In 2009, the Israeli feminist group Isha L’Isha looked into Isreal’s prescription policy and found that 57% of the Depo-Provera injections administered in Israel were prescribed to Ethiopian women, while Ethiopians make up only 2% of the population. This targeted administration of birth control has some suggesting that racist policies are being enforced to reduce the number of black babies in Israel. Hedva Eyal, the head of Isha L’Isha’s Women and Medical Technologies project, suggested that their report was given little attention, noting that, “The ease with which a woman’s testimony is dismissed—certainly that of a black woman and a poor black woman at that—is shocking.”
Close to 100,000 Ethiopians have immigrated to Israel since the 1980’s under the Law of Return, but these immigrants have faced near constant suspicion of their Jewishness, a requirement for entry.
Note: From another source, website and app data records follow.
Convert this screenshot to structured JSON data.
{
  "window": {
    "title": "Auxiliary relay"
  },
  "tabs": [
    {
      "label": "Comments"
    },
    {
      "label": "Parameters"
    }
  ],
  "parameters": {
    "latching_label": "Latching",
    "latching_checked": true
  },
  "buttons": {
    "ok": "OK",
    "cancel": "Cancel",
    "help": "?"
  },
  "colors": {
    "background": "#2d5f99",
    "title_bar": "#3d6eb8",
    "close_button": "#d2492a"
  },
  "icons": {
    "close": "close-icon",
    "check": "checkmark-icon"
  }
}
In 2012 Prime Minister Benjamin Netanyaho said that illegal African immigrants “threaten our existence as a Jewish and democratic state.”
Racism against Ethiopians has long been suspected in Israel. In 2006 these suspicions began to gain credit when it was discovered that for years Ethiopian blood donations had been rejected out of fear that they carried disease. Additionally, reports of Ethiopian children being turned away from certain schools or put in separate classes have been discovered, and in November 2010, 53% of employers reported that they preferred not to hire Ethiopians.
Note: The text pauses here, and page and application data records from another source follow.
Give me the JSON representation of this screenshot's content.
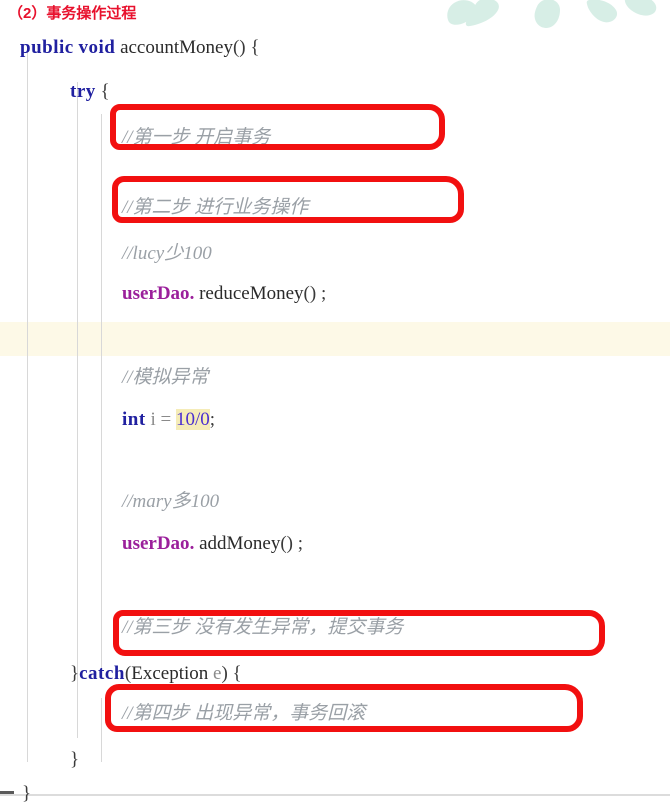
{
  "document": {
    "title": "（2）事务操作过程",
    "title_color": "#e8112d",
    "background_color": "#ffffff"
  },
  "annotations": {
    "box_color": "#f21010",
    "box_count": 4,
    "boxes": [
      {
        "name": "step-1-box",
        "target": "//第一步 开启事务"
      },
      {
        "name": "step-2-box",
        "target": "//第二步 进行业务操作"
      },
      {
        "name": "step-3-box",
        "target": "//第三步 没有发生异常，提交事务"
      },
      {
        "name": "step-4-box",
        "target": "//第四步 出现异常，事务回滚"
      }
    ]
  },
  "editor": {
    "highlight_row_color": "#fdf9e7",
    "selection_color": "#f5ecb8",
    "indent_guide_color": "#d8d8d8"
  },
  "code": {
    "language": "java",
    "lines": [
      {
        "n": 1,
        "indent": 0,
        "text": "public void accountMoney() {"
      },
      {
        "n": 2,
        "indent": 1,
        "text": "try {"
      },
      {
        "n": 3,
        "indent": 2,
        "text": "//第一步 开启事务"
      },
      {
        "n": 4,
        "indent": 2,
        "text": ""
      },
      {
        "n": 5,
        "indent": 2,
        "text": "//第二步 进行业务操作"
      },
      {
        "n": 6,
        "indent": 2,
        "text": "//lucy少100"
      },
      {
        "n": 7,
        "indent": 2,
        "text": "userDao.reduceMoney();"
      },
      {
        "n": 8,
        "indent": 2,
        "text": ""
      },
      {
        "n": 9,
        "indent": 2,
        "text": "//模拟异常"
      },
      {
        "n": 10,
        "indent": 2,
        "text": "int i = 10/0;"
      },
      {
        "n": 11,
        "indent": 2,
        "text": ""
      },
      {
        "n": 12,
        "indent": 2,
        "text": "//mary多100"
      },
      {
        "n": 13,
        "indent": 2,
        "text": "userDao.addMoney();"
      },
      {
        "n": 14,
        "indent": 2,
        "text": ""
      },
      {
        "n": 15,
        "indent": 2,
        "text": "//第三步 没有发生异常，提交事务"
      },
      {
        "n": 16,
        "indent": 1,
        "text": "}catch(Exception e) {"
      },
      {
        "n": 17,
        "indent": 2,
        "text": "//第四步 出现异常，事务回滚"
      },
      {
        "n": 18,
        "indent": 1,
        "text": "}"
      },
      {
        "n": 19,
        "indent": 0,
        "text": "}"
      }
    ],
    "tokens": {
      "kw_public": "public",
      "kw_void": "void",
      "kw_try": "try",
      "kw_catch": "catch",
      "kw_int": "int",
      "method_accountMoney": "accountMoney",
      "field_userDao": "userDao",
      "method_reduceMoney": "reduceMoney",
      "method_addMoney": "addMoney",
      "var_i": "i",
      "num_expr": "10/0",
      "type_exception": "Exception",
      "param_e": "e",
      "comment_step1": "//第一步 开启事务",
      "comment_step2": "//第二步 进行业务操作",
      "comment_lucy": "//lucy少100",
      "comment_mock": "//模拟异常",
      "comment_mary": "//mary多100",
      "comment_step3": "//第三步 没有发生异常，提交事务",
      "comment_step4": "//第四步 出现异常，事务回滚",
      "paren_open": "(",
      "paren_close": ")",
      "parens_empty": "()",
      "brace_open": "{",
      "brace_close": "}",
      "semicolon": ";",
      "dot": ".",
      "equals": "=",
      "space": " "
    }
  }
}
This racism is no more prominent than in the government’s dealings with Ethiopian women. Yaacov Ben Yezri, the health minister in 2008, was questioned about the administration of Depo-Provera and responded that the high representation of Ethiopian’s among its users simply reflected a cultural preference. However, according to the World Health Organization, nearly three-quarters of women in Ethiopia who use birth control take an oral pill.
“The answers we received from officials demonstrated overt racism. They suggested that Ethiopian women should be treated not as individuals but as a collective group whose reproduction needs controlling,” said Eyal of her organization’s investigations into these policies.
That such overt racism by a government organization has gone on for so long is in and of itself disturbing, but when you also consider the ramifications these policies have on women’s health and on the future of an entire ethnic group, the possibilities are truly horrifying.
While Gamzu’s new policies are in no way satisfactory, nor do they make up for the decades of discrimination Ethiopians have faced in Israel, they are a step in the right direction. The guidelines demonstrate a change, if only a small one, in the government’s attitude towards these immigrants. While they will undoubtedly face hardships and continued racism elsewhere in their lives, the fact that they will (hopefully) no longer face the equivalent of a silent genocide is reassuring. And by voicing its changed opinion of Ethiopians, it is possible that the government will be the catalyst for a shift in the cultural attitudes of Israel.
Birth control and family planning are wonderful tools that can truly enrich the lives of women, but these tools should never be used as weapons. The fact that Israel’s government is only now realizing this is worrisome. Close monitoring of its treatment of Ethiopian women needs to continue, and we hope that the women’s groups who brought this issue to light will do just that.
Written by Kelsey Bain